The period of the sine function is **2π**, which means that the value of the function is the same every 2π units.

The sine function, like cosine, tangent, cotangent, and many other trigonometric function, is a **periodic function**, which means it repeats its values on regular intervals, or "periods." In the case of the sine function, that interval is 2π.

#### TL;DR (Too Long; Didn't Read)

**TL;DR (Too Long; Didn't Read)**

The period of the sine function is 2π.

For instance, sin(π) = 0. If you add 2π to the *x*-value, you get sin(π + 2π), which is sin(3π). Just like sin(π), sin(3π) = 0. Every time you add or subtract 2π from our *x*-value, the solution will be the same.

## Sciencing Video Vault

You can easily see the period on a graph, as the distance between "matching" points. Since the graph of *y* = sin(*x*) looks like a single pattern repeated over and over again, you can also think of it as the distance along the *x*-axis before the graph starts to repeat itself.

On the unit circle, 2π is a trip all the way around the circle. Any amount greater than 2π radians means that you keep looping around the circle -- that's the repeating nature of the sine function, and another way to illustrate that every 2π units, the function's value will be the same.

## Changing the Period of the Sine Function

The period of the basic sine function *y* = sin(*x*) is 2π, but if *x* is multiplied by a constant, that can change the value of the period.

If *x* is multiplied by a number greater than 1, that "speeds up" the function, and the period will be smaller.

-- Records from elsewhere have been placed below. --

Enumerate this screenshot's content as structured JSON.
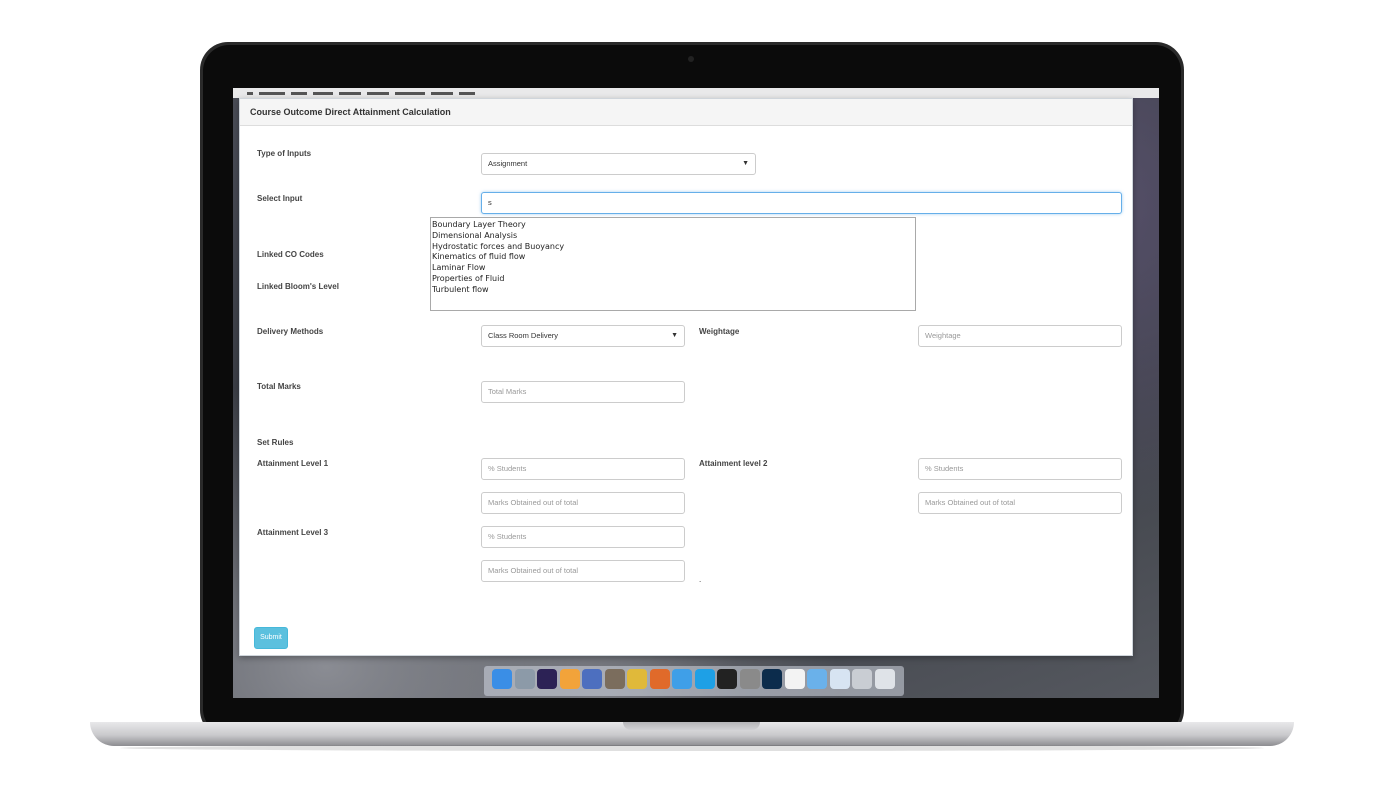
{
  "window": {
    "title": "Course Outcome Direct Attainment Calculation"
  },
  "form": {
    "type_of_inputs_label": "Type of Inputs",
    "type_of_inputs_value": "Assignment",
    "select_input_label": "Select Input",
    "select_input_value": "s",
    "autocomplete_options": [
      "Boundary Layer Theory",
      "Dimensional Analysis",
      "Hydrostatic forces and Buoyancy",
      "Kinematics of fluid flow",
      "Laminar Flow",
      "Properties of Fluid",
      "Turbulent flow"
    ],
    "linked_co_label": "Linked CO Codes",
    "linked_bloom_label": "Linked Bloom's Level",
    "delivery_methods_label": "Delivery Methods",
    "delivery_methods_value": "Class Room Delivery",
    "weightage_label": "Weightage",
    "weightage_placeholder": "Weightage",
    "total_marks_label": "Total Marks",
    "total_marks_placeholder": "Total Marks",
    "set_rules_label": "Set Rules",
    "level1_label": "Attainment Level 1",
    "level2_label": "Attainment level 2",
    "level3_label": "Attainment Level 3",
    "students_placeholder": "% Students",
    "marks_placeholder": "Marks Obtained out of total",
    "dot_text": ".",
    "submit_label": "Submit"
  },
  "dock": {
    "icons": [
      {
        "name": "finder-icon",
        "color": "#3a8ee6"
      },
      {
        "name": "launchpad-icon",
        "color": "#8c9aa8"
      },
      {
        "name": "eclipse-icon",
        "color": "#2c2255"
      },
      {
        "name": "sublime-icon",
        "color": "#f2a33a"
      },
      {
        "name": "network-icon",
        "color": "#4d6fbf"
      },
      {
        "name": "gimp-icon",
        "color": "#7b6d5d"
      },
      {
        "name": "chrome-icon",
        "color": "#e0b93a"
      },
      {
        "name": "firefox-icon",
        "color": "#e06a2a"
      },
      {
        "name": "safari-icon",
        "color": "#3f9fe8"
      },
      {
        "name": "skype-icon",
        "color": "#1ea0e6"
      },
      {
        "name": "terminal-icon",
        "color": "#222222"
      },
      {
        "name": "system-preferences-icon",
        "color": "#8a8a8a"
      },
      {
        "name": "photoshop-icon",
        "color": "#0c2c4c"
      },
      {
        "name": "document-icon",
        "color": "#f3f3f3"
      },
      {
        "name": "folder-icon",
        "color": "#6ab1ea"
      },
      {
        "name": "downloads-icon",
        "color": "#d7e4f2"
      },
      {
        "name": "screen-icon",
        "color": "#c9cdd3"
      },
      {
        "name": "trash-icon",
        "color": "#dfe3e8"
      }
    ]
  }
}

It won't take as long for the function to start repeating itself.

For example, *y* = sin(2_x_) doubles the "speed" of the function. The period is only π radians.

But if *x* is multiplied by a fraction between 0 and 1, that "slows down" the function, and period is larger because it takes a longer time for the function to repeat itself.

For example, *y* = sin(*x*/2) cuts the "speed" of the function in half; it takes a long time (4π radians) for it to complete a full cycle and start to repeat itself again.

## Find the period of a sine function

Say you want to calculate the period of a modified sine function like *y* = sin(2_x_) or *y* = sin(*x*/2). The coefficient of *x* is the key; let's call that coefficient *B*.

So if you have an equation in the form *y* = sin(*Bx*), then:

Period = 2π / |*B*|

The bars | | mean "absolute value," so if *B* is a negative number, you would just use the positive version. If B was −3, for instance, you would just go with 3.

This formula works even if you have a complicated-looking variation of the sine function, like *y* = (1/3) × sin(4_x_ + 3). The coefficient of *x* is all that matters for calculating the period, so you would still do:

Period = 2π / |4|

Period = π/2

## Find the period of any trig function

To find the period of cosine, tangent and other trig functions, you use a very similar process. Just use the standard period for the specific function you're working with when you calculate.

Since the period of cosine is 2π, the same as sine, the formula for the period of a cosine function will be the same as it is for sine. But for other trig functions with a different period, like tangent or cotangent, we make a slight adjustment. For example, the period of cot(*x*) is π, so the formula for the period of *y* = cot(3_x_) is:

Period = π / |3| , where we use π instead of 2π.

Period = π / 3